- Description of the task
Print the lines below exactly as written, with none missing.

- Input records
—————
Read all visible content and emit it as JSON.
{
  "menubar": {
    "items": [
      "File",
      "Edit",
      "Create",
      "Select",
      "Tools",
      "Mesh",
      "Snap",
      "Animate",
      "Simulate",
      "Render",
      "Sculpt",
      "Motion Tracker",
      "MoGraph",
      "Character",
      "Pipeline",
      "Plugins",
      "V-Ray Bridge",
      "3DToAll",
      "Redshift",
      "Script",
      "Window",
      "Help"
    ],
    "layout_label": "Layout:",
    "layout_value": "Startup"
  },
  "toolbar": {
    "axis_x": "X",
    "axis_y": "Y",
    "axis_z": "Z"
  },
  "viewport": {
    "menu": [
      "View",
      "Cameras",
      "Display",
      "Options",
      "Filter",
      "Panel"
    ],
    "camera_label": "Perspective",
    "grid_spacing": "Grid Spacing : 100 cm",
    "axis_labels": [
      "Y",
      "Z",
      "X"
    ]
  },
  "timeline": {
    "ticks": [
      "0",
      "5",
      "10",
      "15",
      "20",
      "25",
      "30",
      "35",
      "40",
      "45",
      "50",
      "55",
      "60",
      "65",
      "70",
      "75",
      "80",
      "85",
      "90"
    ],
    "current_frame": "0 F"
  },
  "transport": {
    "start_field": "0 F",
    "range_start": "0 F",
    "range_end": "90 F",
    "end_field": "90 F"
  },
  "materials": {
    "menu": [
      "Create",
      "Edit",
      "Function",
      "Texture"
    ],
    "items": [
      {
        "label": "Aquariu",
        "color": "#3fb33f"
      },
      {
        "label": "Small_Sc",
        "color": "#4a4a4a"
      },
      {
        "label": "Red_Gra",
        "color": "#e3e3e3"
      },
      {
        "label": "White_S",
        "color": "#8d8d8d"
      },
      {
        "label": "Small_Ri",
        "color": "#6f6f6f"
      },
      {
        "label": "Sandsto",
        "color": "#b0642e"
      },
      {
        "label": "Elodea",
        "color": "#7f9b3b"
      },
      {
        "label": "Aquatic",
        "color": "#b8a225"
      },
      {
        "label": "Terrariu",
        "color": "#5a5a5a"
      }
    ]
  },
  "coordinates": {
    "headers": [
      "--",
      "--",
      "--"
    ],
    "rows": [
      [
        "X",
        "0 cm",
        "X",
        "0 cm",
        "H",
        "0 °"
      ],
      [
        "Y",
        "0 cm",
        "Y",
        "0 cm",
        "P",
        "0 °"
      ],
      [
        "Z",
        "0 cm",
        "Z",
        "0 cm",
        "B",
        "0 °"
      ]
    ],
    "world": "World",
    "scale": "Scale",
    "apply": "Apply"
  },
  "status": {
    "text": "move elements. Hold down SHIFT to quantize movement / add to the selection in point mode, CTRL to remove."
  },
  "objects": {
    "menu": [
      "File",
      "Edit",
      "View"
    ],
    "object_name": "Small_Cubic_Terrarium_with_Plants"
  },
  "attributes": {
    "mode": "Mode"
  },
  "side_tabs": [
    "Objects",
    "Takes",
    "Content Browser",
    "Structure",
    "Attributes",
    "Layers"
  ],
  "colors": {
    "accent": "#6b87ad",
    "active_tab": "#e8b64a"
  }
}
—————
- Solution
Read all visible content and emit it as JSON.
{
  "menubar": {
    "items": [
      "File",
      "Edit",
      "Create",
      "Select",
      "Tools",
      "Mesh",
      "Snap",
      "Animate",
      "Simulate",
      "Render",
      "Sculpt",
      "Motion Tracker",
      "MoGraph",
      "Character",
      "Pipeline",
      "Plugins",
      "V-Ray Bridge",
      "3DToAll",
      "Redshift",
      "Script",
      "Window",
      "Help"
    ],
    "layout_label": "Layout:",
    "layout_value": "Startup"
  },
  "toolbar": {
    "axis_x": "X",
    "axis_y": "Y",
    "axis_z": "Z"
  },
  "viewport": {
    "menu": [
      "View",
      "Cameras",
      "Display",
      "Options",
      "Filter",
      "Panel"
    ],
    "camera_label": "Perspective",
    "grid_spacing": "Grid Spacing : 100 cm",
    "axis_labels": [
      "Y",
      "Z",
      "X"
    ]
  },
  "timeline": {
    "ticks": [
      "0",
      "5",
      "10",
      "15",
      "20",
      "25",
      "30",
      "35",
      "40",
      "45",
      "50",
      "55",
      "60",
      "65",
      "70",
      "75",
      "80",
      "85",
      "90"
    ],
    "current_frame": "0 F"
  },
  "transport": {
    "start_field": "0 F",
    "range_start": "0 F",
    "range_end": "90 F",
    "end_field": "90 F"
  },
  "materials": {
    "menu": [
      "Create",
      "Edit",
      "Function",
      "Texture"
    ],
    "items": [
      {
        "label": "Aquariu",
        "color": "#3fb33f"
      },
      {
        "label": "Small_Sc",
        "color": "#4a4a4a"
      },
      {
        "label": "Red_Gra",
        "color": "#e3e3e3"
      },
      {
        "label": "White_S",
        "color": "#8d8d8d"
      },
      {
        "label": "Small_Ri",
        "color": "#6f6f6f"
      },
      {
        "label": "Sandsto",
        "color": "#b0642e"
      },
      {
        "label": "Elodea",
        "color": "#7f9b3b"
      },
      {
        "label": "Aquatic",
        "color": "#b8a225"
      },
      {
        "label": "Terrariu",
        "color": "#5a5a5a"
      }
    ]
  },
  "coordinates": {
    "headers": [
      "--",
      "--",
      "--"
    ],
    "rows": [
      [
        "X",
        "0 cm",
        "X",
        "0 cm",
        "H",
        "0 °"
      ],
      [
        "Y",
        "0 cm",
        "Y",
        "0 cm",
        "P",
        "0 °"
      ],
      [
        "Z",
        "0 cm",
        "Z",
        "0 cm",
        "B",
        "0 °"
      ]
    ],
    "world": "World",
    "scale": "Scale",
    "apply": "Apply"
  },
  "status": {
    "text": "move elements. Hold down SHIFT to quantize movement / add to the selection in point mode, CTRL to remove."
  },
  "objects": {
    "menu": [
      "File",
      "Edit",
      "View"
    ],
    "object_name": "Small_Cubic_Terrarium_with_Plants"
  },
  "attributes": {
    "mode": "Mode"
  },
  "side_tabs": [
    "Objects",
    "Takes",
    "Content Browser",
    "Structure",
    "Attributes",
    "Layers"
  ],
  "colors": {
    "accent": "#6b87ad",
    "active_tab": "#e8b64a"
  }
}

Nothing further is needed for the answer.